• **WHAT IS REQUIRED**
Make your reply a word-for-word repeat of the records.

• **DATA EXTRACT**
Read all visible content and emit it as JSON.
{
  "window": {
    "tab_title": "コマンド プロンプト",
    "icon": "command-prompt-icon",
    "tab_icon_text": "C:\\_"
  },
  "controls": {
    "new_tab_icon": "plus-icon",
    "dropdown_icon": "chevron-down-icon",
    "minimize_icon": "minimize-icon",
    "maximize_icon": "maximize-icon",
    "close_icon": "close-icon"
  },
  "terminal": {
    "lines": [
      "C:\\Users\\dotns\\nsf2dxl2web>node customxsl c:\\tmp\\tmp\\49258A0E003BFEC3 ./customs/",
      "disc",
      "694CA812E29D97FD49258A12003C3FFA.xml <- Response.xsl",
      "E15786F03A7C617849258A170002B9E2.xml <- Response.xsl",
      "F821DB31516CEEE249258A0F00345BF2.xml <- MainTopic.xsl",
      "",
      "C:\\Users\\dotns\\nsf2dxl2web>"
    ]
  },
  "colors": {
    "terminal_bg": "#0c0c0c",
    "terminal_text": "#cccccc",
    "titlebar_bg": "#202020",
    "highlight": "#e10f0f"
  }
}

• **WRITTEN RESPONSE**
Read all visible content and emit it as JSON.
{
  "window": {
    "tab_title": "コマンド プロンプト",
    "icon": "command-prompt-icon",
    "tab_icon_text": "C:\\_"
  },
  "controls": {
    "new_tab_icon": "plus-icon",
    "dropdown_icon": "chevron-down-icon",
    "minimize_icon": "minimize-icon",
    "maximize_icon": "maximize-icon",
    "close_icon": "close-icon"
  },
  "terminal": {
    "lines": [
      "C:\\Users\\dotns\\nsf2dxl2web>node customxsl c:\\tmp\\tmp\\49258A0E003BFEC3 ./customs/",
      "disc",
      "694CA812E29D97FD49258A12003C3FFA.xml <- Response.xsl",
      "E15786F03A7C617849258A170002B9E2.xml <- Response.xsl",
      "F821DB31516CEEE249258A0F00345BF2.xml <- MainTopic.xsl",
      "",
      "C:\\Users\\dotns\\nsf2dxl2web>"
    ]
  },
  "colors": {
    "terminal_bg": "#0c0c0c",
    "terminal_text": "#cccccc",
    "titlebar_bg": "#202020",
    "highlight": "#e10f0f"
  }
}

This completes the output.